Income shocks and the breakdowns in social protection schemes have had consequences for hunger and food insecurity in South Africa
About 3-million South Africans have lost their jobs during the country’s nationwide lockdown to curb the spread of Covid-19. An additional 1.5-million workers have lost their incomes as a result of the lockdown.
This is according to the findings from the National Income Dynamics Coronavirus Rapid Mobile Survey (Nids-Cram), released on Wednesday. Researchers surveyed 7 000 South Africans to compile the study, which can be considered the most nationally representative survey that currently exists.
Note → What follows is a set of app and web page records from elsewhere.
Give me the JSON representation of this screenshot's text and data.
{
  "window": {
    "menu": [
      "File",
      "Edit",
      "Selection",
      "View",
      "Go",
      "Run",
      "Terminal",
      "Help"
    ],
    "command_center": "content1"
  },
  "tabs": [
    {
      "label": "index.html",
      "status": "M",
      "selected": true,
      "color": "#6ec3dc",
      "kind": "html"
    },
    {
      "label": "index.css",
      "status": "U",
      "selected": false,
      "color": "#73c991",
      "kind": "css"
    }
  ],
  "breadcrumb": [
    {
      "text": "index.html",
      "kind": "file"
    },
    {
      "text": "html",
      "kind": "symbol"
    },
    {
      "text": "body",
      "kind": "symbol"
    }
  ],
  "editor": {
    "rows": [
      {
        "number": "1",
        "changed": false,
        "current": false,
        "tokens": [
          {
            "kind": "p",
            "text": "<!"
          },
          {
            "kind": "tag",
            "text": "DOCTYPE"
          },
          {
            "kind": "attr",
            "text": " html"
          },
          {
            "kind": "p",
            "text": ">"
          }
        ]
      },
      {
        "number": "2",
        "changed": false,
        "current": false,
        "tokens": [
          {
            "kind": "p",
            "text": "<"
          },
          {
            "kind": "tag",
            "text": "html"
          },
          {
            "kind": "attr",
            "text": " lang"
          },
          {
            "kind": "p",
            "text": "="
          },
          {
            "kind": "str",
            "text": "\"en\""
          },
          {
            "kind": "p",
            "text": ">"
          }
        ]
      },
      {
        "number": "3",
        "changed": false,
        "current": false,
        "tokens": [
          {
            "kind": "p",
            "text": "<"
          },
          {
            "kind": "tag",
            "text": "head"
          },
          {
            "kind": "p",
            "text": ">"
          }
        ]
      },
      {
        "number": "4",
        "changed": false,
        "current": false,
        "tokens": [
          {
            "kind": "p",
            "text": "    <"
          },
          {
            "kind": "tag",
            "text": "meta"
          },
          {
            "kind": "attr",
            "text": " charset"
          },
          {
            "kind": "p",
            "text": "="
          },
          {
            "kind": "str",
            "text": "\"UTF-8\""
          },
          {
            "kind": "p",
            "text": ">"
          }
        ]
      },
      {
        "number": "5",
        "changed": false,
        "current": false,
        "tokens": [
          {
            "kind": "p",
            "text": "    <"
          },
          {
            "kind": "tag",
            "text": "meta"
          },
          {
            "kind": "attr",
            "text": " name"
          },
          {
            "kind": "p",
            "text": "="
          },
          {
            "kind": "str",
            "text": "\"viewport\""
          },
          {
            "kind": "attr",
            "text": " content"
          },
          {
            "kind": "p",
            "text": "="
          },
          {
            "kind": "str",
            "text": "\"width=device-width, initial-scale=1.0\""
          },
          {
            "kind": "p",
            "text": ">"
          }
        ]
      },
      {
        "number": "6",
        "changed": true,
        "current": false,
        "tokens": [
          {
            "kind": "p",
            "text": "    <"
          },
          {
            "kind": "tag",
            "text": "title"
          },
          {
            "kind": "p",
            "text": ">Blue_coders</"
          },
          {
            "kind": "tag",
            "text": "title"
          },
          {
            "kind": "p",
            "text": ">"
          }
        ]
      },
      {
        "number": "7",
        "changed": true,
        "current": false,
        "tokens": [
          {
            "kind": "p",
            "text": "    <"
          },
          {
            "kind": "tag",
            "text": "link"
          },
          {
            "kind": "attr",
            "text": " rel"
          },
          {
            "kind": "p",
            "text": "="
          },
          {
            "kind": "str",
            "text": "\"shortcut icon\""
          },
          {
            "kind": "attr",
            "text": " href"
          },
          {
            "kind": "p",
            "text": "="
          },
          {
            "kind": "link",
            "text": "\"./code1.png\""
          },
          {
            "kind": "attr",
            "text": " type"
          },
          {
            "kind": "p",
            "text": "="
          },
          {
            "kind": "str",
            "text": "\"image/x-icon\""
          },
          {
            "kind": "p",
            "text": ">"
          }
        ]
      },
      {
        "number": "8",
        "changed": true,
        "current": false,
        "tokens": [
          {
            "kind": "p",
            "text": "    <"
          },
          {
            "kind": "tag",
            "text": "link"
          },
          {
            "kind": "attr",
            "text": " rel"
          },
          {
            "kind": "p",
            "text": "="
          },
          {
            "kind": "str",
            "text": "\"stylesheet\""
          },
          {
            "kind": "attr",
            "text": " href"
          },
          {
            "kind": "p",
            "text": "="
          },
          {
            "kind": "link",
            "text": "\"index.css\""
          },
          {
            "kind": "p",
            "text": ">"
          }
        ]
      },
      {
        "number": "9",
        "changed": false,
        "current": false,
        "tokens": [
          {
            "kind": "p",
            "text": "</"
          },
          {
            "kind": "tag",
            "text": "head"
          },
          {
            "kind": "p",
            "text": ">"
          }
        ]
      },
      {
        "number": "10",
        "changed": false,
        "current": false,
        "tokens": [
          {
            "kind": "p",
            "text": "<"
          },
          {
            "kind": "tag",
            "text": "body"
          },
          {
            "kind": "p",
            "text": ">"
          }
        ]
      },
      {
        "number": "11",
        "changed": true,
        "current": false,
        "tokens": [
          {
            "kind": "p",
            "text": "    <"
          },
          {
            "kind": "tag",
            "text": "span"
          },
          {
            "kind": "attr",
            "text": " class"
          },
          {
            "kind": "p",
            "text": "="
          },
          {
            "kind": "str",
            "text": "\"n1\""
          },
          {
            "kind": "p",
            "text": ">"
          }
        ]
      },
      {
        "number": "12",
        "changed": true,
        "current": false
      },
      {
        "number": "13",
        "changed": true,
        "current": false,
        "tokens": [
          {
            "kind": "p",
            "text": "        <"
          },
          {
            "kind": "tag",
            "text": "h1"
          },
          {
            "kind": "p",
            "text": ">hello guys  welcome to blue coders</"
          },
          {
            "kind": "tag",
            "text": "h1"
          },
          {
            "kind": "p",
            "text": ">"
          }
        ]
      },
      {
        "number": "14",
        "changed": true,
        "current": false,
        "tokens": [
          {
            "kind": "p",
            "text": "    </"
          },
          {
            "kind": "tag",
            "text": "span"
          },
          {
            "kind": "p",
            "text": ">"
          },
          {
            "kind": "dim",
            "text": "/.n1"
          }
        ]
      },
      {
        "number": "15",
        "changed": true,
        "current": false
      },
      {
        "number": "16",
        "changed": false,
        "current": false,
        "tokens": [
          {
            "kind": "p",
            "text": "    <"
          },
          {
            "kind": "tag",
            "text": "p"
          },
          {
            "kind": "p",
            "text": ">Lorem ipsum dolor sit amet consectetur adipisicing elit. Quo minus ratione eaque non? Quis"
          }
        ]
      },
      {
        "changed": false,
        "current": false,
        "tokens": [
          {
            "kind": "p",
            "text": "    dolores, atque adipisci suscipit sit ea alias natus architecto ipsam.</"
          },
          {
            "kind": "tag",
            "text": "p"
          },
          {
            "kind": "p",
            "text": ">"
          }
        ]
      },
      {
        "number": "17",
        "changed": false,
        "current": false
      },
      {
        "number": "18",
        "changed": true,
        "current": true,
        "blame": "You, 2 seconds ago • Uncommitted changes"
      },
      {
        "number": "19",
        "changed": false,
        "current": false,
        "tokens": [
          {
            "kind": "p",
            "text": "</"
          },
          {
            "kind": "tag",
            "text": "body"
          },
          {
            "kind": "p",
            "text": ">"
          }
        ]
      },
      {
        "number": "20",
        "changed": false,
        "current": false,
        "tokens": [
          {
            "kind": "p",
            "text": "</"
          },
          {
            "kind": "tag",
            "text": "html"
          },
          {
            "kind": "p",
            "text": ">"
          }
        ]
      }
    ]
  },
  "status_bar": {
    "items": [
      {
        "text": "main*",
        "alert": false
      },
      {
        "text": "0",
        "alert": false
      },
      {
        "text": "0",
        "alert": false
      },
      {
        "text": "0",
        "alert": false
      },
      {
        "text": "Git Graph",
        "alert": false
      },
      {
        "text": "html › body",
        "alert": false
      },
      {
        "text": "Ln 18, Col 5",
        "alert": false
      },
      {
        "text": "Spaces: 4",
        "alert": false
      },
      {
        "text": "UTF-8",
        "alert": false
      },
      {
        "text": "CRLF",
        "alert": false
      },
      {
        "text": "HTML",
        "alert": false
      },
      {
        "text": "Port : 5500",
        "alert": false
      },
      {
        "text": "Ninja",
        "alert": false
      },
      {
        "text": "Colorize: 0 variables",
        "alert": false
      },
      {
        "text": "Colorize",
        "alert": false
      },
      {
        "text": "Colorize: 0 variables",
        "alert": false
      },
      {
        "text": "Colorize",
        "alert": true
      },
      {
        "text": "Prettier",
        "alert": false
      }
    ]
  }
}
During the course of 2020 there will be at least four more waves of data collection, following the same 7 000 respondents.
The survey found that already precarious workers — including young people, informal workers and women — were hardest hit by the economic crisis triggered by the Covid-19 pandemic.
According to the findings, the rates of net job loss are much higher for manual labourers (-24%) compared to professionals (-5%); for those with verbal contracts (-22%) compared to those with written contracts (-8%); for women (-26%) compared to men (-11%); and for those those with matric or less (-23%) compared to those with a tertiary education (-10%).
This is in line with global trends on employment in the wake of the pandemic.
Studies by the International Labour Organisation show that informal, young and women workers have been disproportionately affected by the lockdown measures around the world.
The Nids-Cram survey also found that of those workers who remained employed during the lockdown, but who lost their incomes, only 20% of them received support from the Unemployment Insurance Fund (UIF) through the Temporary Employer/Employee Relief Scheme (Ters).
The UIF’s system has been beset with technical glitches and delays.
Civil society groups — representing farmworkers, domestic workers and precarious industrial workers — asked the government to extend the UIF’s benefit to workers with non-complying employers. Labour and Employment Minister Thulas Nxesi amended the Ters directive in May to allow for this, but there is little evidence that these workers were ever able to access the relief.
The UIF’s own data shows that domestic workers are still among those workers who have benefited the least from the scheme.
Income shocks and the breakdowns in social-protection schemes have had consequences for hunger and food insecurity in the country.
The Nids-Cram survey found that 47% of households reported they ran out of money to buy food in April. One in five (22%) respondents said someone in their household went hungry in the last week. Moreover, in households with children, 8% reported frequent child hunger lasting three or more days in the last week.
The Nids-Cram research report on household resource flows and food poverty recommends that social relief be strengthened to tackle the lockdown hunger crisis.
This includes the UIF: “While the social insurance system may not reach informal workers, where people are due to be paid UIF due to job losses, this system needs to work. The likelihood of hunger is significantly higher in households that report that their main sources of income, such as earnings, have been lost. Urgent attention needs to be given to rectifying technical glitches that exist in the UIF system.”
On Monday, Social Development Minister Lindiwe Zulu said a basic income grant could be introduced in the near future.
Zulu said “discussions for the introduction of the basic income grant have been brought back to the table” in the wake of the Covid-19 pandemic. “The current proposal will help realise the government’s broader social security reform,” she said, adding that the basic income grant will be unconditional.